§ **What the exercise asks**
Every entry below must be retyped exactly, and the pictures must be left out.

Records from a collection
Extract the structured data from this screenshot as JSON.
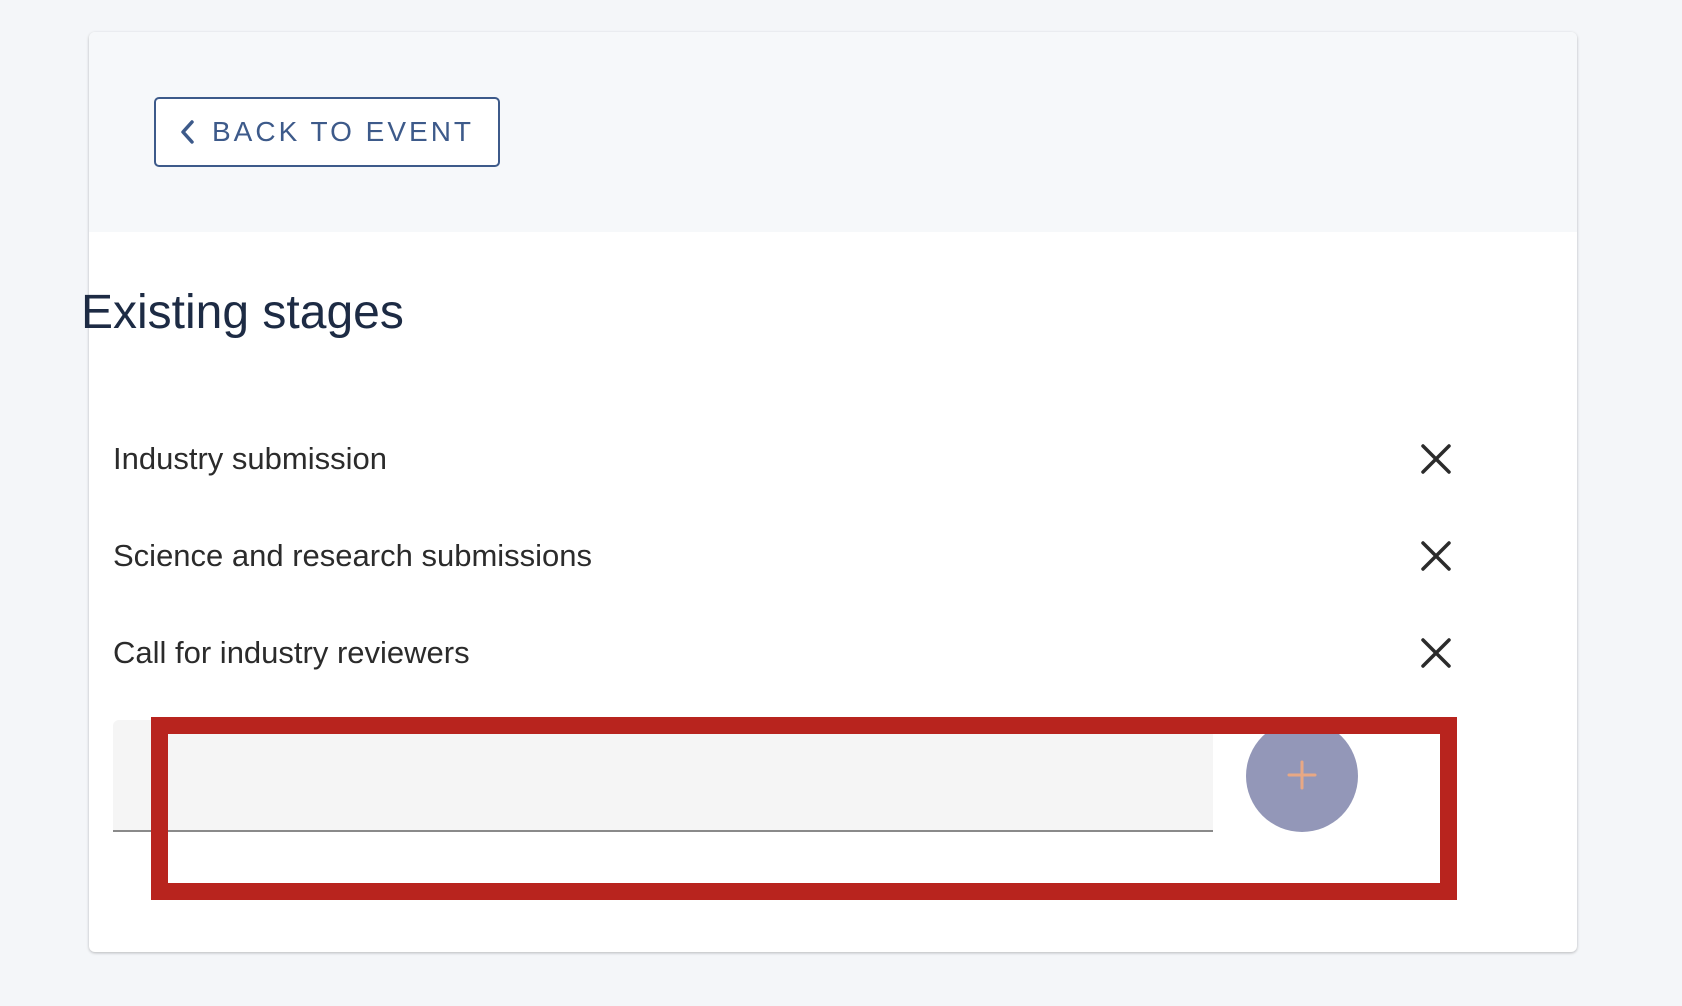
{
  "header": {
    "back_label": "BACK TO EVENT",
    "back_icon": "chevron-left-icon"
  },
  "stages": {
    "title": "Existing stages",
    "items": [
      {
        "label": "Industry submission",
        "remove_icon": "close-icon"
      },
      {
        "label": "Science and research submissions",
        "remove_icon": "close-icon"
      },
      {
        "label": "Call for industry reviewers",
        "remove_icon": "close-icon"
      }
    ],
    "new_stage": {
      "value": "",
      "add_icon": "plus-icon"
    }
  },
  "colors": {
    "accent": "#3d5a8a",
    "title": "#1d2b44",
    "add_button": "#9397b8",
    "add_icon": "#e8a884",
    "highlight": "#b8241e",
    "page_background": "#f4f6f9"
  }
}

§ **Result for this exercise**
Extract the structured data from this screenshot as JSON.
{
  "header": {
    "back_label": "BACK TO EVENT",
    "back_icon": "chevron-left-icon"
  },
  "stages": {
    "title": "Existing stages",
    "items": [
      {
        "label": "Industry submission",
        "remove_icon": "close-icon"
      },
      {
        "label": "Science and research submissions",
        "remove_icon": "close-icon"
      },
      {
        "label": "Call for industry reviewers",
        "remove_icon": "close-icon"
      }
    ],
    "new_stage": {
      "value": "",
      "add_icon": "plus-icon"
    }
  },
  "colors": {
    "accent": "#3d5a8a",
    "title": "#1d2b44",
    "add_button": "#9397b8",
    "add_icon": "#e8a884",
    "highlight": "#b8241e",
    "page_background": "#f4f6f9"
  }
}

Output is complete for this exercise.